- EXERCISE PROMPT
An exact copy of every record below is needed, with all pictures removed.
-- Opening Marker --
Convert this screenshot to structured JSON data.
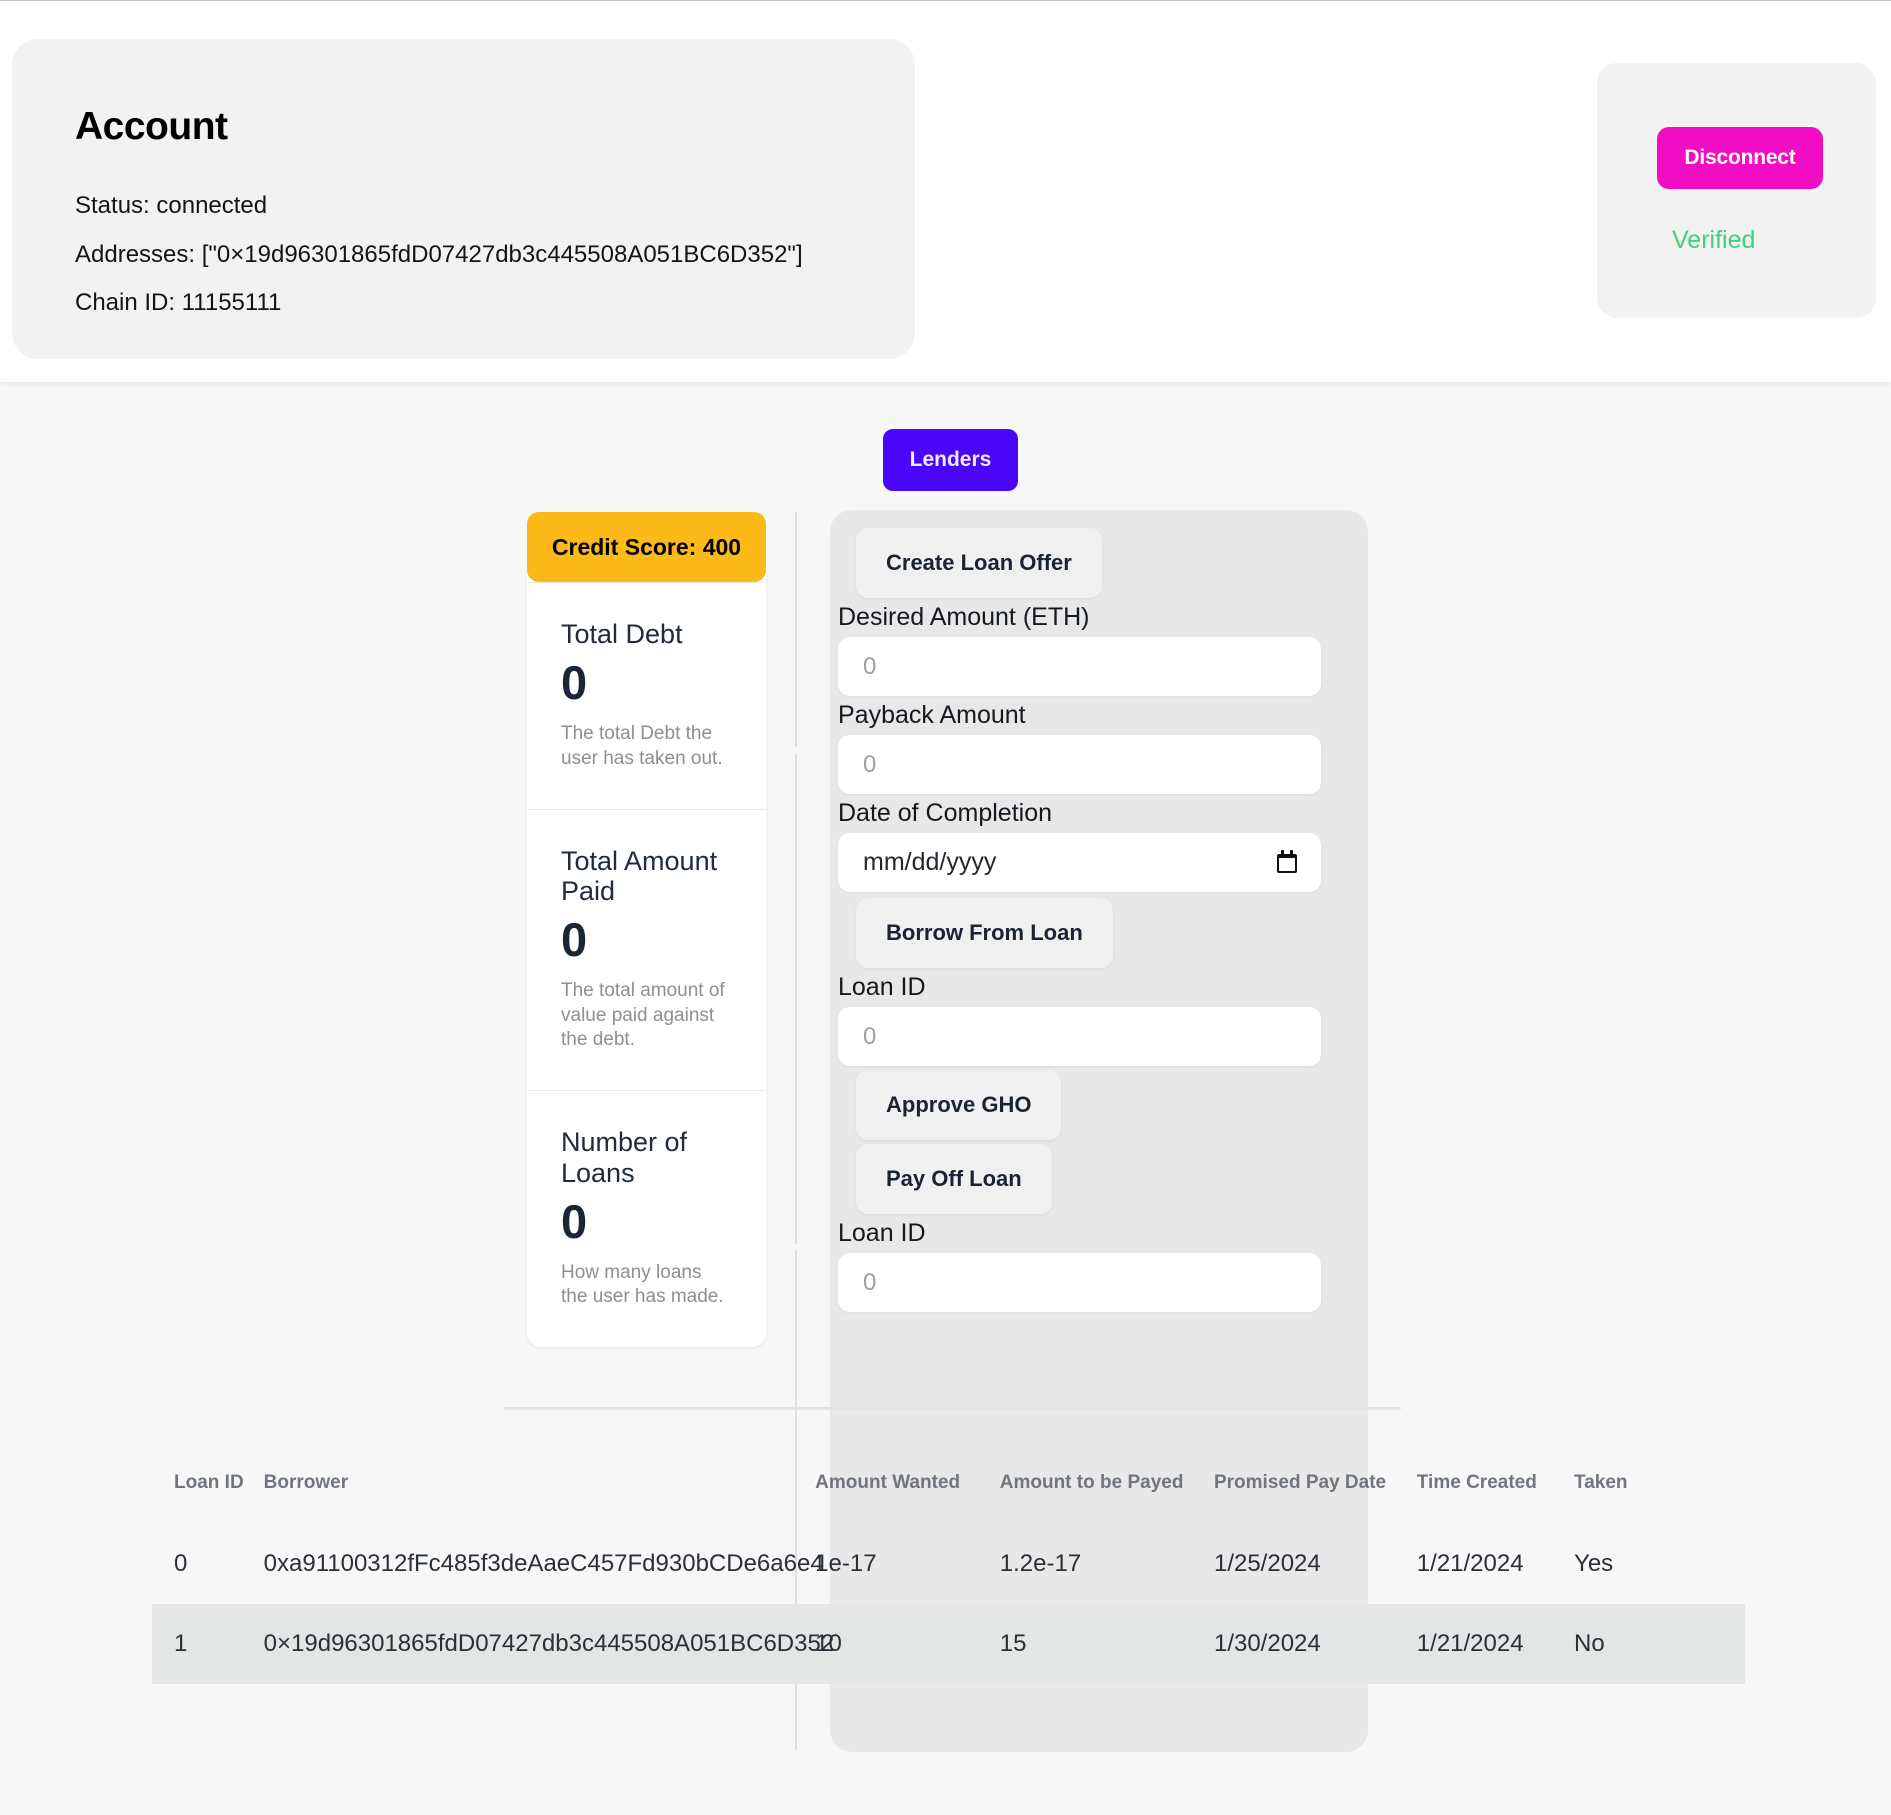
{
  "header": {
    "account": {
      "title": "Account",
      "status_line": "Status: connected",
      "addresses_line": "Addresses: [\"0×19d96301865fdD07427db3c445508A051BC6D352\"]",
      "chain_line": "Chain ID: 11155111"
    },
    "wallet": {
      "disconnect_label": "Disconnect",
      "verified_label": "Verified",
      "disconnect_color": "#f20cc4",
      "verified_color": "#3ed17e"
    }
  },
  "main": {
    "lenders_tab_label": "Lenders",
    "lenders_tab_color": "#4a06f7"
  },
  "stats": {
    "credit_badge_label": "Credit Score: 400",
    "credit_badge_color": "#fcba18",
    "items": [
      {
        "title": "Total Debt",
        "value": "0",
        "desc": "The total Debt the user has taken out."
      },
      {
        "title": "Total Amount Paid",
        "value": "0",
        "desc": "The total amount of value paid against the debt."
      },
      {
        "title": "Number of Loans",
        "value": "0",
        "desc": "How many loans the user has made."
      }
    ]
  },
  "form": {
    "create_loan_offer_label": "Create Loan Offer",
    "desired_amount_label": "Desired Amount (ETH)",
    "desired_amount_value": "",
    "desired_amount_placeholder": "0",
    "payback_amount_label": "Payback Amount",
    "payback_amount_value": "",
    "payback_amount_placeholder": "0",
    "date_of_completion_label": "Date of Completion",
    "date_of_completion_value": "mm/dd/yyyy",
    "borrow_from_loan_label": "Borrow From Loan",
    "borrow_loan_id_label": "Loan ID",
    "borrow_loan_id_value": "",
    "borrow_loan_id_placeholder": "0",
    "approve_gho_label": "Approve GHO",
    "pay_off_loan_label": "Pay Off Loan",
    "payoff_loan_id_label": "Loan ID",
    "payoff_loan_id_value": "",
    "payoff_loan_id_placeholder": "0"
  },
  "table": {
    "columns": [
      "Loan ID",
      "Borrower",
      "Amount Wanted",
      "Amount to be Payed",
      "Promised Pay Date",
      "Time Created",
      "Taken"
    ],
    "rows": [
      {
        "loan_id": "0",
        "borrower": "0xa91100312fFc485f3deAaeC457Fd930bCDe6a6e4",
        "amount_wanted": "1e-17",
        "amount_to_be_payed": "1.2e-17",
        "promised_pay_date": "1/25/2024",
        "time_created": "1/21/2024",
        "taken": "Yes"
      },
      {
        "loan_id": "1",
        "borrower": "0×19d96301865fdD07427db3c445508A051BC6D352",
        "amount_wanted": "10",
        "amount_to_be_payed": "15",
        "promised_pay_date": "1/30/2024",
        "time_created": "1/21/2024",
        "taken": "No"
      }
    ]
  }
}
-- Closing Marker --
- RESULT FOR THIS EXERCISE
Convert this screenshot to structured JSON data.
{
  "header": {
    "account": {
      "title": "Account",
      "status_line": "Status: connected",
      "addresses_line": "Addresses: [\"0×19d96301865fdD07427db3c445508A051BC6D352\"]",
      "chain_line": "Chain ID: 11155111"
    },
    "wallet": {
      "disconnect_label": "Disconnect",
      "verified_label": "Verified",
      "disconnect_color": "#f20cc4",
      "verified_color": "#3ed17e"
    }
  },
  "main": {
    "lenders_tab_label": "Lenders",
    "lenders_tab_color": "#4a06f7"
  },
  "stats": {
    "credit_badge_label": "Credit Score: 400",
    "credit_badge_color": "#fcba18",
    "items": [
      {
        "title": "Total Debt",
        "value": "0",
        "desc": "The total Debt the user has taken out."
      },
      {
        "title": "Total Amount Paid",
        "value": "0",
        "desc": "The total amount of value paid against the debt."
      },
      {
        "title": "Number of Loans",
        "value": "0",
        "desc": "How many loans the user has made."
      }
    ]
  },
  "form": {
    "create_loan_offer_label": "Create Loan Offer",
    "desired_amount_label": "Desired Amount (ETH)",
    "desired_amount_value": "",
    "desired_amount_placeholder": "0",
    "payback_amount_label": "Payback Amount",
    "payback_amount_value": "",
    "payback_amount_placeholder": "0",
    "date_of_completion_label": "Date of Completion",
    "date_of_completion_value": "mm/dd/yyyy",
    "borrow_from_loan_label": "Borrow From Loan",
    "borrow_loan_id_label": "Loan ID",
    "borrow_loan_id_value": "",
    "borrow_loan_id_placeholder": "0",
    "approve_gho_label": "Approve GHO",
    "pay_off_loan_label": "Pay Off Loan",
    "payoff_loan_id_label": "Loan ID",
    "payoff_loan_id_value": "",
    "payoff_loan_id_placeholder": "0"
  },
  "table": {
    "columns": [
      "Loan ID",
      "Borrower",
      "Amount Wanted",
      "Amount to be Payed",
      "Promised Pay Date",
      "Time Created",
      "Taken"
    ],
    "rows": [
      {
        "loan_id": "0",
        "borrower": "0xa91100312fFc485f3deAaeC457Fd930bCDe6a6e4",
        "amount_wanted": "1e-17",
        "amount_to_be_payed": "1.2e-17",
        "promised_pay_date": "1/25/2024",
        "time_created": "1/21/2024",
        "taken": "Yes"
      },
      {
        "loan_id": "1",
        "borrower": "0×19d96301865fdD07427db3c445508A051BC6D352",
        "amount_wanted": "10",
        "amount_to_be_payed": "15",
        "promised_pay_date": "1/30/2024",
        "time_created": "1/21/2024",
        "taken": "No"
      }
    ]
  }
}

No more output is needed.